What I mostly enjoy about her character is the fact that her motivations are similar to those of her teammates. She wants to rescue her colleague, Hawkeye. Being on the team is part of her job, which she takes seriously.
The Black Widow is not on the team because she’s somebody’s girlfriend or sister. She’s not there to provide a love interest for a more important male character. She’s not there to be taken hostage by the bad guy (a role played, too some extent, by Hawkeye). She is not murdered and stuffed in a refrigerator. She doesn’t wear a costume that is more revealing than anyone else’s, or that defies the laws of physics to keep the film’s PG-13 rating. That’s reserved for the Hulk’s pants, which seem to grow when he does during the New York City battle.
Of course, she must be vilified.
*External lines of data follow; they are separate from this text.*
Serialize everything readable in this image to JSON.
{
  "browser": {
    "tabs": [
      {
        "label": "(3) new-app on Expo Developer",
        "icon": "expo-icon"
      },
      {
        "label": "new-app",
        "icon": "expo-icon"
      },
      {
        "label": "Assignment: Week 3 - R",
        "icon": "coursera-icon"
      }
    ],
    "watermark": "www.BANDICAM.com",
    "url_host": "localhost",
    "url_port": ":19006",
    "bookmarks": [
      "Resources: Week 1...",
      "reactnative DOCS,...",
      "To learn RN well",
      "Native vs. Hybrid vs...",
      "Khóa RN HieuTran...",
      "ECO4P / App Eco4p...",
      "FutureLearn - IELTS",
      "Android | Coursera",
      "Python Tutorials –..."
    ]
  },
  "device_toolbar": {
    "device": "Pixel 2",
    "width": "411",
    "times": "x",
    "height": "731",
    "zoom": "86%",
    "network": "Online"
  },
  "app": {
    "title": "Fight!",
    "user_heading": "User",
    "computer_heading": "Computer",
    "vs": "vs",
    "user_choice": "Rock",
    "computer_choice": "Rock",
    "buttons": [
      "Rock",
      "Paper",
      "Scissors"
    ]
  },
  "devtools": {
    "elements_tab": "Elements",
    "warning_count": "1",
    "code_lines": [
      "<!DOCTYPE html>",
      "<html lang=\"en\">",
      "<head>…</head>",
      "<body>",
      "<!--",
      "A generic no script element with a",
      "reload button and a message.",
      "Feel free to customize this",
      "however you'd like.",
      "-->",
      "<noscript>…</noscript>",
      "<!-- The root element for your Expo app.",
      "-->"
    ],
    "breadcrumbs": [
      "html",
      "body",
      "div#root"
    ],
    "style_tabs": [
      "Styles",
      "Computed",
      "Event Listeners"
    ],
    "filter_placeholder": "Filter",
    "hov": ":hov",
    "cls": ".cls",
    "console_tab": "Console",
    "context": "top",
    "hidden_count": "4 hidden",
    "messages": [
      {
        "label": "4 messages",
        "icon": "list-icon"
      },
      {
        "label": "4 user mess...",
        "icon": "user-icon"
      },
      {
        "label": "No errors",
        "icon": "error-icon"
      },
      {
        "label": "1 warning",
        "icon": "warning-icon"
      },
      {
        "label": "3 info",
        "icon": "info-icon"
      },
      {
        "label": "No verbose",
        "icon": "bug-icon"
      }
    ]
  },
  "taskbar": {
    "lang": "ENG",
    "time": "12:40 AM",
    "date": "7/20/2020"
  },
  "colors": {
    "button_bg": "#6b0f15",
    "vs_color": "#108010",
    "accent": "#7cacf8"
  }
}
In our popular culture, we’re very threatened by women who consider themselves to be just as able and just as interesting and just as important as men consider themselves to be. If women find meaning in their own lives, a huge market in cosmetics, plastic surgery, fashion and hair color dries up. If women think they can find meaning and value within themselves, they might only wear stiletto heels as a lark, and not proof of their femininity. They might have relationships with men they like, and not for status or validation.
The powers-that-be don’t enjoy that possibility. They’ve kept it out of almost all the other super-hero stories.
As fans and as feminists, we have an obligation to hold their feet to the fire when the inevitable sequels arrive. Joss can’t – and shouldn’t – have to do it alone.
SATURDAY: Marc Alan Fishman